In an interview with AgFunderNews published in June, Upside chief operating officer Amy Chen confirmed that its whole-cut chicken product was still being made in 2-liter roller bottles. Upside’s website—which includes a page dedicated to explaining the production of its chicken—makes no mention of roller bottles.
“We are already producing whole cuts, whole tissue products. Rather than producing cells in a suspension or in a slurry, we are producing whole tissues directly out of the cultivator,” former senior vice president of operations Steve Myrick told Meat+Poultry magazine in April 2021. When Upside opened its pilot factory in Emeryville in November 2021, CEO Uma Valeti also touted its ability to make all forms of meat. “Here, you can produce any kind of meat, poultry, or seafood that you can imagine. Including both ground and whole cuts of meat,” he said at the opening ceremony, in a video livestreamed from the facility.

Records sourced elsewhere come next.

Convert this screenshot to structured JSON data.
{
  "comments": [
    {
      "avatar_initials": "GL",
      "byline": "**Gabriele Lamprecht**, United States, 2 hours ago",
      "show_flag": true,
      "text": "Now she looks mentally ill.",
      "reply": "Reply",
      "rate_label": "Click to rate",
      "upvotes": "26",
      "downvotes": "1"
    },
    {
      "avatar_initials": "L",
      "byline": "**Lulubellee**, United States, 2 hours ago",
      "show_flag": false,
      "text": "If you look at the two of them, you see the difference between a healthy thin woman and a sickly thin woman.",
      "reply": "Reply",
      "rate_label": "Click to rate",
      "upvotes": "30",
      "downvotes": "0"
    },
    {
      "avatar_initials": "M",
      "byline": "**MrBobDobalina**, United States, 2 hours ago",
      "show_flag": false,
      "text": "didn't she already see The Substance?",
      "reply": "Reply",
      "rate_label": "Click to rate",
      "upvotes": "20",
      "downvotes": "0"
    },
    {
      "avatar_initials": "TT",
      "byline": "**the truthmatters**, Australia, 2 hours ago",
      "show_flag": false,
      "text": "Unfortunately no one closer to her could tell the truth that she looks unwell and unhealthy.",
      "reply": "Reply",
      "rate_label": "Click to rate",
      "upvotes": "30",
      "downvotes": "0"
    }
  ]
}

But former and current employees say that these claims exaggerate Upside’s technical capabilities. Internally, employees would joke that the startup could be the next Theranos—the blood testing startup that imploded spectacularly, ending with its founder, Elizabeth Holmes, being convicted of fraud. “It was a running joke: ‘Are we the next Theranos?’” says one former employee. “I don’t think it necessarily means that they are the next Theranos,” the former employee adds. “No one is dying. People are being lied to, but no one is going to die. Ideally.” Another former employee confirmed that staffers at the company would make jokes comparing Upside to Theranos.
Now, Upside seems to be putting its whole-cut fillets on the back burner. On September 14, Upside announced plans to build a 187,000-square-foot facility in Glenview, Illinois, that will initially be devoted to creating nugget-like ground-chicken products—a process for which Upside has yet to receive a green light from regulators. Announcing the new facility, Upside said that, once complete, it would not produce the “whole-textured” chicken it’s been serving, though the company aims to do so “in the future.”

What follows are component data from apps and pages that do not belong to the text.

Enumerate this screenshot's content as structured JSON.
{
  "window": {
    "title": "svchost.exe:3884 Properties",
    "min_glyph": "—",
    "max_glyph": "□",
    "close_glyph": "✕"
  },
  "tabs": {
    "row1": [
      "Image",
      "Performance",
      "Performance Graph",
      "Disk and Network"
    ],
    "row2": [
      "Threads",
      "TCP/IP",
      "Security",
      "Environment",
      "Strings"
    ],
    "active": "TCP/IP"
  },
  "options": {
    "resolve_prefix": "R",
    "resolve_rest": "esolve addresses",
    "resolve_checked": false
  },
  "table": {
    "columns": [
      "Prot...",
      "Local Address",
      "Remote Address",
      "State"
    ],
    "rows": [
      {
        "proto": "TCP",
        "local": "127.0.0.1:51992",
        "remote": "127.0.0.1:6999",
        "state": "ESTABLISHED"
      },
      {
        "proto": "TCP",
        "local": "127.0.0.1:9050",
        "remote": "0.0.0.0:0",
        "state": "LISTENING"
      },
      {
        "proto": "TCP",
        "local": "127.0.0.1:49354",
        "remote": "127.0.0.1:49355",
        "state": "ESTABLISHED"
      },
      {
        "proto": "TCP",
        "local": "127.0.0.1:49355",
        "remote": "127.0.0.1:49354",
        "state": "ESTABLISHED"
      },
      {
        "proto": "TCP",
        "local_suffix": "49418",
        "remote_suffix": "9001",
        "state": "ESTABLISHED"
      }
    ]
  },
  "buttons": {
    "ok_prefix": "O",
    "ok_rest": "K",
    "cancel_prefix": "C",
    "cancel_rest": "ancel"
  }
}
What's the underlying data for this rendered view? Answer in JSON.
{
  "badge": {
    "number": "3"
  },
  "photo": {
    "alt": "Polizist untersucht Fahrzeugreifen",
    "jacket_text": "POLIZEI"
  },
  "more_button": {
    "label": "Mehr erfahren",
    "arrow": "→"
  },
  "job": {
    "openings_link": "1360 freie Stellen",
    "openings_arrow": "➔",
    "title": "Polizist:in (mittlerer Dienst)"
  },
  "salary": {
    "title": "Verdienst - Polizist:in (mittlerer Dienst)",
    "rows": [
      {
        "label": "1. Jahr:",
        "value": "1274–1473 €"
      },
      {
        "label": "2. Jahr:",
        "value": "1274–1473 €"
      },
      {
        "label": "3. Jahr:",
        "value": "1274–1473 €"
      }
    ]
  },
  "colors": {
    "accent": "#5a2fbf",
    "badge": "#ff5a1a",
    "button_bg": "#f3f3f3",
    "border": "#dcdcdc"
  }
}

The public tasting at Bar Crenn was supposed to signal that the era of lab-grown meat had finally arrived. Instead, sources claim, Upside has struggled with technical setbacks, while projecting an image of having solved the key scientific challenge of scaling up the production of whole cuts of meat. The revelations raise questions about exactly how much cultured meat companies, after nearly $3 billion in investment over the past seven years, have accomplished—and whether certain types of cultivated meat products can ever be commercially viable.

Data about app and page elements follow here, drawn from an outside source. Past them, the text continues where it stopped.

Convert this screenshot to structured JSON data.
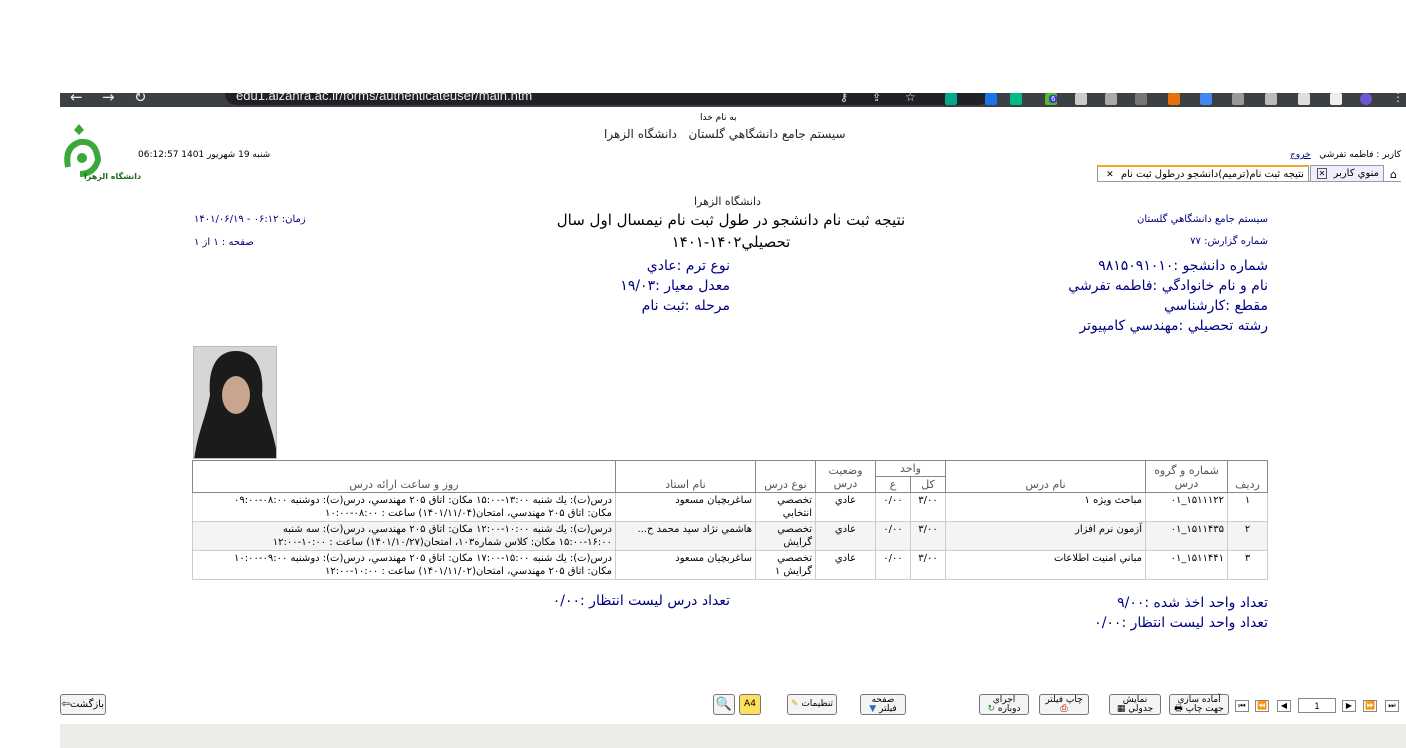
{
  "browser": {
    "url": "edu1.alzahra.ac.ir/forms/authenticateuser/main.htm",
    "tab_count_badge": "6"
  },
  "header": {
    "bismillah": "به نام خدا",
    "system_title": "سيستم جامع دانشگاهي گلستان",
    "university": "دانشگاه الزهرا",
    "logo_text": "دانشگاه الزهرا",
    "datetime": "06:12:57 شنبه 19 شهريور 1401",
    "user_label": "كاربر : فاطمه تفرشي",
    "logout": "خروج"
  },
  "tabs": [
    {
      "label": "منوي كاربر"
    },
    {
      "label": "نتيجه ثبت نام(ترميم)دانشجو درطول ثبت نام"
    }
  ],
  "report": {
    "university": "دانشگاه الزهرا",
    "title_line1": "نتيجه ثبت نام دانشجو در طول ثبت نام نيمسال اول سال",
    "title_line2": "تحصيلي۱۴۰۲-۱۴۰۱",
    "system": "سيستم جامع دانشگاهي گلستان",
    "report_no": "شماره گزارش: ۷۷",
    "time": "زمان: ۰۶:۱۲ - ۱۴۰۱/۰۶/۱۹",
    "page": "صفحه : ۱ از ۱",
    "student_no": "شماره دانشجو :۹۸۱۵۰۹۱۰۱۰",
    "full_name": "نام و نام خانوادگي :فاطمه تفرشي",
    "level": "مقطع :كارشناسي",
    "major": "رشته تحصيلي :مهندسي كامپيوتر",
    "term_type": "نوع ترم :عادي",
    "gpa": "معدل معيار :۱۹/۰۳",
    "stage": "مرحله :ثبت نام"
  },
  "table": {
    "headers": {
      "row": "رديف",
      "course_id": "شماره و گروه درس",
      "course_name": "نام درس",
      "units": "واحد",
      "units_total": "كل",
      "units_practical": "ع",
      "status": "وضعيت درس",
      "type": "نوع درس",
      "teacher": "نام استاد",
      "schedule": "روز و ساعت ارائه درس"
    },
    "rows": [
      {
        "row": "۱",
        "course_id": "۱۵۱۱۱۲۲_۰۱",
        "course_name": "مباحث ويژه ۱",
        "total": "۳/۰۰",
        "practical": "۰/۰۰",
        "status": "عادي",
        "type": "تخصصي انتخابي",
        "teacher": "ساغربچيان مسعود",
        "schedule_1": "درس(ت): يك شنبه ۱۳:۰۰-۱۵:۰۰ مكان: اتاق ۲۰۵ مهندسي، درس(ت): دوشنبه ۰۸:۰۰-۰۹:۰۰",
        "schedule_2": "مكان: اتاق ۲۰۵ مهندسي، امتحان(۱۴۰۱/۱۱/۰۴) ساعت : ۰۸:۰۰-۱۰:۰۰"
      },
      {
        "row": "۲",
        "course_id": "۱۵۱۱۴۳۵_۰۱",
        "course_name": "آزمون نرم افزار",
        "total": "۳/۰۰",
        "practical": "۰/۰۰",
        "status": "عادي",
        "type": "تخصصي گرايش",
        "teacher": "هاشمي نژاد سيد محمد ح...",
        "schedule_1": "درس(ت): يك شنبه ۱۰:۰۰-۱۲:۰۰ مكان: اتاق ۲۰۵ مهندسي، درس(ت): سه شنبه",
        "schedule_2": "۱۵:۰۰-۱۶:۰۰ مكان: كلاس شماره۱۰۳، امتحان(۱۴۰۱/۱۰/۲۷) ساعت : ۱۰:۰۰-۱۲:۰۰"
      },
      {
        "row": "۳",
        "course_id": "۱۵۱۱۴۴۱_۰۱",
        "course_name": "مباني امنيت اطلاعات",
        "total": "۳/۰۰",
        "practical": "۰/۰۰",
        "status": "عادي",
        "type": "تخصصي گرايش ۱",
        "teacher": "ساغربچيان مسعود",
        "schedule_1": "درس(ت): يك شنبه ۱۵:۰۰-۱۷:۰۰ مكان: اتاق ۲۰۵ مهندسي، درس(ت): دوشنبه ۰۹:۰۰-۱۰:۰۰",
        "schedule_2": "مكان: اتاق ۲۰۵ مهندسي، امتحان(۱۴۰۱/۱۱/۰۲) ساعت : ۱۰:۰۰-۱۲:۰۰"
      }
    ]
  },
  "summary": {
    "units_taken": "تعداد واحد اخذ شده :۹/۰۰",
    "waitlist_units": "تعداد واحد ليست انتظار :۰/۰۰",
    "waitlist_courses": "تعداد درس ليست انتظار :۰/۰۰"
  },
  "toolbar": {
    "back": "بازگشت",
    "a4": "A4",
    "settings": "تنظيمات",
    "filter": "صفحه فيلتر",
    "rerun": "اجراي دوباره",
    "print_filter": "چاپ فيلتر",
    "table_view": "نمايش جدولي",
    "print_ready": "آماده سازي جهت چاپ",
    "page_value": "1"
  }
}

For a nascent industry, the cultured-meat startup scene is crowded. Every company has its own spin on the technology—a way to set itself apart from competitors. Some are opting to replicate high-end products like sushi-grade salmon. Others are going more exotic, with strange riffs on mammoth meat. California-based SciFi Foods is leaning into the weirdness of it all, experimenting with beef burgers that have as little as 5 percent animal cells mixed with plant-based ingredients.
Upside’s ability to produce whole cuts of meat is a point of distinction from its competitors—an apparent technological head start that has given Upside an edge when it comes to raising funds. The startup has raised more than $600 million in funding since 2016—attracting more than a fifth of all the capital raised by cultured meat companies up to the end of 2022, according to data from PitchBook and the Good Food Institute. Its list of investors includes SoftBank, Cargill, Richard Branson, and the Abu Dhabi Growth Fund.
There are, roughly speaking, two ways of turning animal cells into a cultivated meat product. The easiest and cheapest is to grow cells in suspension, which means mixing free-floating cells in a bioreactor with liquid feed and waiting until those cells have divided and matured. These suspension cells can then be harvested as a meat slurry and processed into ground-meat products like hot dogs and chicken nuggets. Adding plant-based ingredients and processing the resulting mixture can help mimic the texture of whole-cut meats, but to really nail that mouthfeel, companies will probably need to go beyond suspension cells, says David Kaplan, head of the cellular agriculture lab at Tufts University in Boston.
The other option is to find a way to make cells knit together and form sheets of tissue as they grow. Stacking and pressing these sheets together can result in a texture that is closer to a chicken breast than a chicken nugget.